Caron discovered there’s no one-size-fits-all solution to how children learn, meaning some kids absolutely cannot distance learn, and now their parents – like millions of others – will have a renewed appreciation going forward for brick-and-mortar schools, and teachers. Conversely, some kids have done better remotely. As a guitar teacher, I have seen this as well.

Caron says, never underestimate a child’s imagination. She mentions Karen Pomerantz and her husband, who “always felt pressured to rush their kids off to enriching and fun places and activities, like children’s museums and soccer, dance and exercise classes.” Without the option to overschedule, their kids were able to entertain themselves with found objects in the house, books, puzzles, and the like.

The phrase “silver lining” is never mentioned. But many parents have admitted some positivity has come from their pandemic family life. If not positivity, then renewed appreciation for what they had, and, for some, what they look forward to having again. All of them now know better the resilience of children, and of themselves.

More Homeschooling

  • Mother Shares Her Journey with Heroin-Addicted Daughter

    Read the gripping new book about this family

    September is National Recovery Month and one mom has shared her journey with her daughter struggling with addiction. read more »
  • Learn How to Help Your Struggling Adolescents Navigate Change and Overcome Anxiety

    Parenting expert Erica Komisar has a new book that can assist you

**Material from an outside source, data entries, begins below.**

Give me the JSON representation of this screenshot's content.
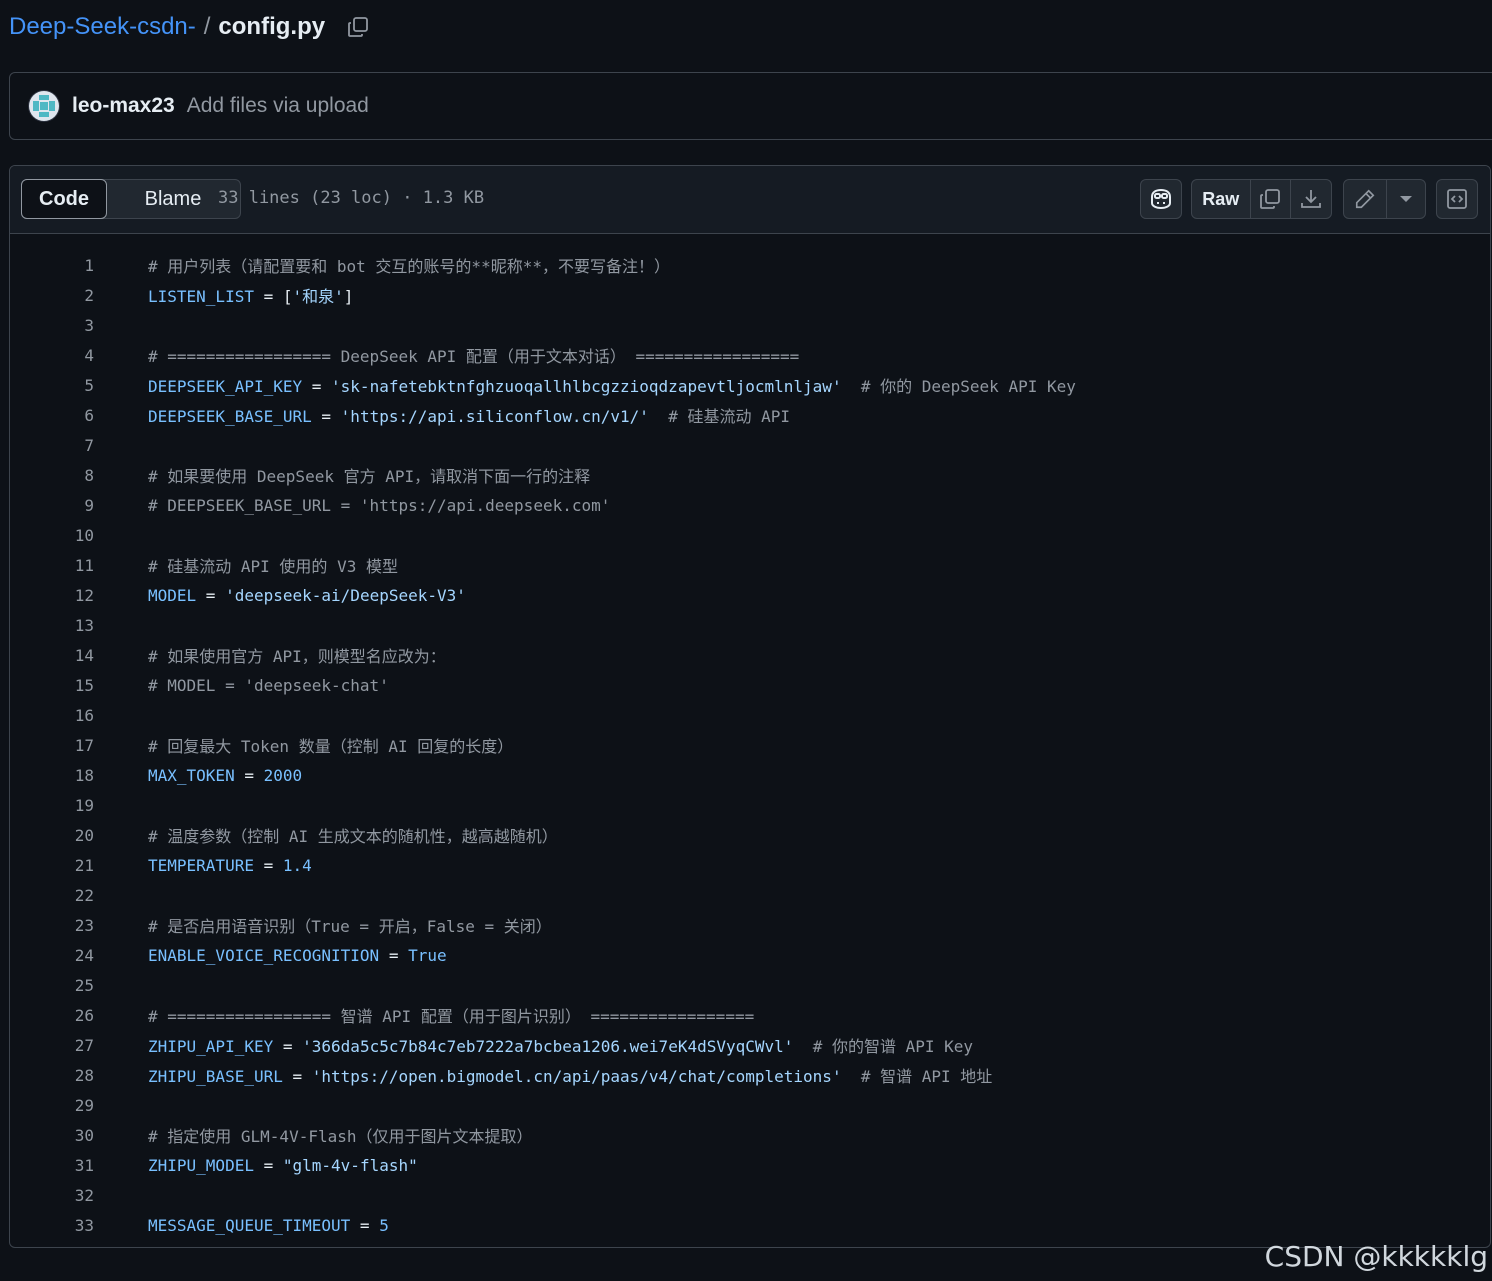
{
  "breadcrumb": {
    "repo": "Deep-Seek-csdn-",
    "separator": "/",
    "file": "config.py"
  },
  "commit": {
    "author": "leo-max23",
    "message": "Add files via upload"
  },
  "file_header": {
    "tabs": [
      {
        "label": "Code",
        "active": true
      },
      {
        "label": "Blame",
        "active": false
      }
    ],
    "info": "33 lines (23 loc) · 1.3 KB",
    "raw_label": "Raw"
  },
  "code_lines": [
    {
      "n": "1",
      "tokens": [
        {
          "t": "comment",
          "v": "# 用户列表（请配置要和 bot 交互的账号的**昵称**，不要写备注！）"
        }
      ]
    },
    {
      "n": "2",
      "tokens": [
        {
          "t": "var",
          "v": "LISTEN_LIST"
        },
        {
          "t": "op",
          "v": " = "
        },
        {
          "t": "op",
          "v": "["
        },
        {
          "t": "str",
          "v": "'和泉'"
        },
        {
          "t": "op",
          "v": "]"
        }
      ]
    },
    {
      "n": "3",
      "tokens": []
    },
    {
      "n": "4",
      "tokens": [
        {
          "t": "comment",
          "v": "# ================= DeepSeek API 配置（用于文本对话） ================="
        }
      ]
    },
    {
      "n": "5",
      "tokens": [
        {
          "t": "var",
          "v": "DEEPSEEK_API_KEY"
        },
        {
          "t": "op",
          "v": " = "
        },
        {
          "t": "str",
          "v": "'sk-nafetebktnfghzuoqallhlbcgzzioqdzapevtljocmlnljaw'"
        },
        {
          "t": "comment",
          "v": "  # 你的 DeepSeek API Key"
        }
      ]
    },
    {
      "n": "6",
      "tokens": [
        {
          "t": "var",
          "v": "DEEPSEEK_BASE_URL"
        },
        {
          "t": "op",
          "v": " = "
        },
        {
          "t": "str",
          "v": "'https://api.siliconflow.cn/v1/'"
        },
        {
          "t": "comment",
          "v": "  # 硅基流动 API"
        }
      ]
    },
    {
      "n": "7",
      "tokens": []
    },
    {
      "n": "8",
      "tokens": [
        {
          "t": "comment",
          "v": "# 如果要使用 DeepSeek 官方 API，请取消下面一行的注释"
        }
      ]
    },
    {
      "n": "9",
      "tokens": [
        {
          "t": "comment",
          "v": "# DEEPSEEK_BASE_URL = 'https://api.deepseek.com'"
        }
      ]
    },
    {
      "n": "10",
      "tokens": []
    },
    {
      "n": "11",
      "tokens": [
        {
          "t": "comment",
          "v": "# 硅基流动 API 使用的 V3 模型"
        }
      ]
    },
    {
      "n": "12",
      "tokens": [
        {
          "t": "var",
          "v": "MODEL"
        },
        {
          "t": "op",
          "v": " = "
        },
        {
          "t": "str",
          "v": "'deepseek-ai/DeepSeek-V3'"
        }
      ]
    },
    {
      "n": "13",
      "tokens": []
    },
    {
      "n": "14",
      "tokens": [
        {
          "t": "comment",
          "v": "# 如果使用官方 API，则模型名应改为："
        }
      ]
    },
    {
      "n": "15",
      "tokens": [
        {
          "t": "comment",
          "v": "# MODEL = 'deepseek-chat'"
        }
      ]
    },
    {
      "n": "16",
      "tokens": []
    },
    {
      "n": "17",
      "tokens": [
        {
          "t": "comment",
          "v": "# 回复最大 Token 数量（控制 AI 回复的长度）"
        }
      ]
    },
    {
      "n": "18",
      "tokens": [
        {
          "t": "var",
          "v": "MAX_TOKEN"
        },
        {
          "t": "op",
          "v": " = "
        },
        {
          "t": "num",
          "v": "2000"
        }
      ]
    },
    {
      "n": "19",
      "tokens": []
    },
    {
      "n": "20",
      "tokens": [
        {
          "t": "comment",
          "v": "# 温度参数（控制 AI 生成文本的随机性，越高越随机）"
        }
      ]
    },
    {
      "n": "21",
      "tokens": [
        {
          "t": "var",
          "v": "TEMPERATURE"
        },
        {
          "t": "op",
          "v": " = "
        },
        {
          "t": "num",
          "v": "1.4"
        }
      ]
    },
    {
      "n": "22",
      "tokens": []
    },
    {
      "n": "23",
      "tokens": [
        {
          "t": "comment",
          "v": "# 是否启用语音识别（True = 开启，False = 关闭）"
        }
      ]
    },
    {
      "n": "24",
      "tokens": [
        {
          "t": "var",
          "v": "ENABLE_VOICE_RECOGNITION"
        },
        {
          "t": "op",
          "v": " = "
        },
        {
          "t": "num",
          "v": "True"
        }
      ]
    },
    {
      "n": "25",
      "tokens": []
    },
    {
      "n": "26",
      "tokens": [
        {
          "t": "comment",
          "v": "# ================= 智谱 API 配置（用于图片识别） ================="
        }
      ]
    },
    {
      "n": "27",
      "tokens": [
        {
          "t": "var",
          "v": "ZHIPU_API_KEY"
        },
        {
          "t": "op",
          "v": " = "
        },
        {
          "t": "str",
          "v": "'366da5c5c7b84c7eb7222a7bcbea1206.wei7eK4dSVyqCWvl'"
        },
        {
          "t": "comment",
          "v": "  # 你的智谱 API Key"
        }
      ]
    },
    {
      "n": "28",
      "tokens": [
        {
          "t": "var",
          "v": "ZHIPU_BASE_URL"
        },
        {
          "t": "op",
          "v": " = "
        },
        {
          "t": "str",
          "v": "'https://open.bigmodel.cn/api/paas/v4/chat/completions'"
        },
        {
          "t": "comment",
          "v": "  # 智谱 API 地址"
        }
      ]
    },
    {
      "n": "29",
      "tokens": []
    },
    {
      "n": "30",
      "tokens": [
        {
          "t": "comment",
          "v": "# 指定使用 GLM-4V-Flash（仅用于图片文本提取）"
        }
      ]
    },
    {
      "n": "31",
      "tokens": [
        {
          "t": "var",
          "v": "ZHIPU_MODEL"
        },
        {
          "t": "op",
          "v": " = "
        },
        {
          "t": "str",
          "v": "\"glm-4v-flash\""
        }
      ]
    },
    {
      "n": "32",
      "tokens": []
    },
    {
      "n": "33",
      "tokens": [
        {
          "t": "var",
          "v": "MESSAGE_QUEUE_TIMEOUT"
        },
        {
          "t": "op",
          "v": " = "
        },
        {
          "t": "num",
          "v": "5"
        }
      ]
    }
  ],
  "watermark": "CSDN @kkkkklg",
  "colors": {
    "background": "#0d1117",
    "link": "#4493f8",
    "comment": "#9198a1",
    "variable": "#79c0ff",
    "string": "#a5d6ff",
    "border": "#3d444d"
  },
  "icons": {
    "copy_path": "copy-icon",
    "avatar": "identicon-avatar",
    "copilot": "copilot-icon",
    "copy_raw": "copy-icon",
    "download": "download-icon",
    "edit": "pencil-icon",
    "more": "triangle-down-icon",
    "symbols": "code-square-icon"
  }
}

    Adolescence is a notoriously complicated time for kids as well as their parents. Plus, the epidemic of mental health disorders in young people has made parenting today even more challenging. But it’s not too late. Parents of adolescents can still have a profound impact on the health and well-being of their children. read more »
  • The Mama Bear Effect Launches New Resource to Combat Child Sexual Abuse

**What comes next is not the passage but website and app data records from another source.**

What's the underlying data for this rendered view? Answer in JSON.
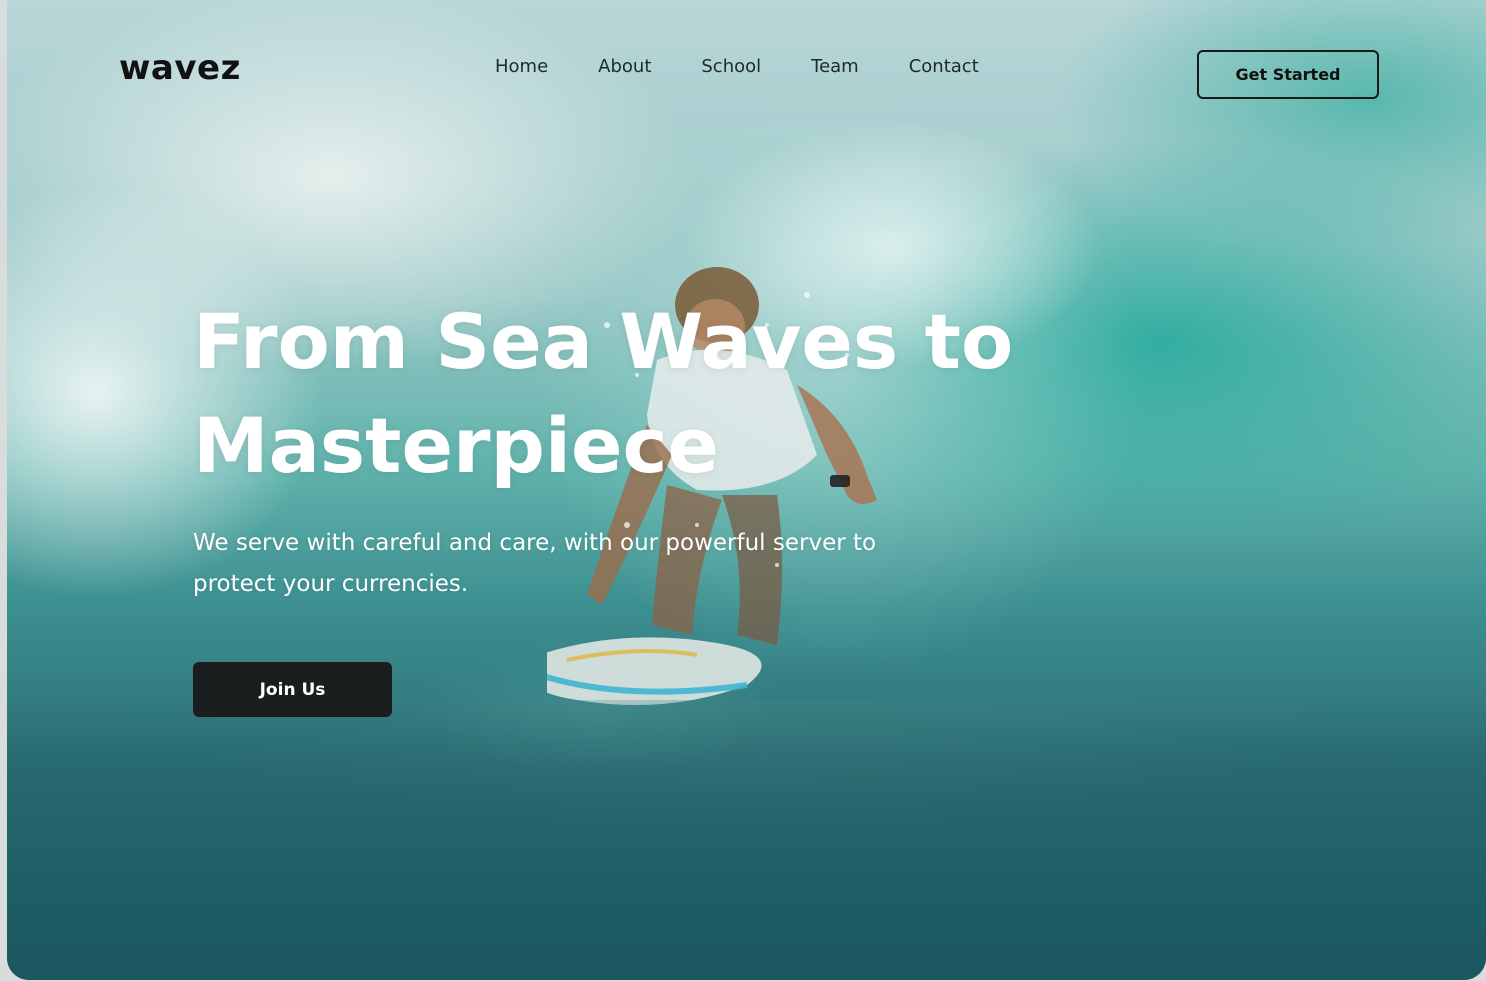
{
  "brand": {
    "logo_text": "wavez"
  },
  "nav": {
    "items": [
      {
        "label": "Home"
      },
      {
        "label": "About"
      },
      {
        "label": "School"
      },
      {
        "label": "Team"
      },
      {
        "label": "Contact"
      }
    ],
    "cta_label": "Get Started"
  },
  "hero": {
    "headline_line1": "From Sea Waves to",
    "headline_line2": "Masterpiece",
    "subtitle_line1": "We serve with careful and care, with our powerful server to",
    "subtitle_line2": "protect your currencies.",
    "button_label": "Join Us",
    "image": "surfer-in-wave-photo"
  },
  "colors": {
    "button_dark": "#1b1e1f",
    "text_dark": "#111111",
    "headline": "#ffffff",
    "wave_teal": "#2fa99a"
  }
}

    Parents of young children and those with special education needs now have a free tool to educate children about their bodies and boundaries

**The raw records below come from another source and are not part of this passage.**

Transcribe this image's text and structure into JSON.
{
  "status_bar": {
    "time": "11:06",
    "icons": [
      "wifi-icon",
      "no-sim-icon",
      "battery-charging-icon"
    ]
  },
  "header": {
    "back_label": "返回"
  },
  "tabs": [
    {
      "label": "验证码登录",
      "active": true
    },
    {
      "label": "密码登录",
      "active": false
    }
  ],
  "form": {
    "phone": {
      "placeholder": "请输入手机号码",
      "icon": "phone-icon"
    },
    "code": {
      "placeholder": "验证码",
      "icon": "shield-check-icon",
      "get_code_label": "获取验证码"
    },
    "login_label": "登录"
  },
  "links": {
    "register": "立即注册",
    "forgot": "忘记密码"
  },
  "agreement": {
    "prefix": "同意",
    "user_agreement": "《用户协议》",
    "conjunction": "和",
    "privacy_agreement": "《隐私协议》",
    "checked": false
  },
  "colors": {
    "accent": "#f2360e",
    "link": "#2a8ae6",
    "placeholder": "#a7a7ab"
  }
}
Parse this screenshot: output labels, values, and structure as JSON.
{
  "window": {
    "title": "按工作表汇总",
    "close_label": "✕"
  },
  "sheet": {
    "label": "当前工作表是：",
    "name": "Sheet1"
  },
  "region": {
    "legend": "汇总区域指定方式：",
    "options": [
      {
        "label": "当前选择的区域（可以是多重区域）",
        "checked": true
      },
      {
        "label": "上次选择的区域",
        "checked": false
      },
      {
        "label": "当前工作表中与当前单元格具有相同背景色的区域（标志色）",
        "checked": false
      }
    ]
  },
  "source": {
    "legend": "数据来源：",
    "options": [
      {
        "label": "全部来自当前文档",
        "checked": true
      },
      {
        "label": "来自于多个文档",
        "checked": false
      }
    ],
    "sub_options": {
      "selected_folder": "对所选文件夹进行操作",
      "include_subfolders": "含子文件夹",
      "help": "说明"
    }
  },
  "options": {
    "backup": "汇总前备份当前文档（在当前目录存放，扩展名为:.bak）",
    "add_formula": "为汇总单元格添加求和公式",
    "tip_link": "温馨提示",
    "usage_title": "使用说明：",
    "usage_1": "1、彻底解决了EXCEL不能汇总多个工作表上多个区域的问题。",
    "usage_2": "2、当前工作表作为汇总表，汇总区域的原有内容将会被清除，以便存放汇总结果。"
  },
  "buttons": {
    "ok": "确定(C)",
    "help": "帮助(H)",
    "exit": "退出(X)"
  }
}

    Parents, caregivers, teachers, and therapists now have a new tool to educate the most vulnerable population of children, those who need specialized assistance with learning and communication. read more »
  • Libraries in the Hudson Valley

    Visit your local library for books, classes, events and more

    Libraries are a great resource for families. Not only can you check out a book, or two or can also find classes for kids and adults. Some have summer reading programs, book clubs, homework help, career education and family-friendly events. read more »
  • Stem toy that kids are guaranteed to love

    Kids can learn all about the digestive system

    Have your kids take a journey through the belly with this STEM kit from Meandmine. HVP staff's grandkids review this fun toy and it gets 2 thumbs up! read more »
  • How to be funny, and how not to be

    Famous comedian Roy Wood Jr. offers tips

    Being funny can be a kid’s superpower, but it can also become a weapon to wound. Comedian Roy Wood Jr. helps fellow parents guide children accordingly. read more »
  • How and when to teach kids about homophobia

    A two-mom couple offer tips on having this crucial conversation

    Social media influencers Ebony and Denise, moms of three kids, have some helpful guidance on how and when to broach the topic of homophobia with your family. read more »
  • s-NO-w Day

    The world won't come to a halt if you spend the snow day with your kids

    Peter Shankman offers some great advice on what to do with that surprise snow day read more »
  • Three books to encourage healthy outdoor play

    Great ideas to help kids get outside

    A fun journey with a grandma and granddaughter, nature play and how to create areas to connect children with the natural world read more »
  • Words to soothe the angry child

    The right phrase can make all the difference

    Pandemic or no, children can get really mad, really fast. The folks at motherly offer some strategic phrases that can help de-escalate any number of situations, from toddler-hood to the teen years. It’s never too early to teach anger management. read more »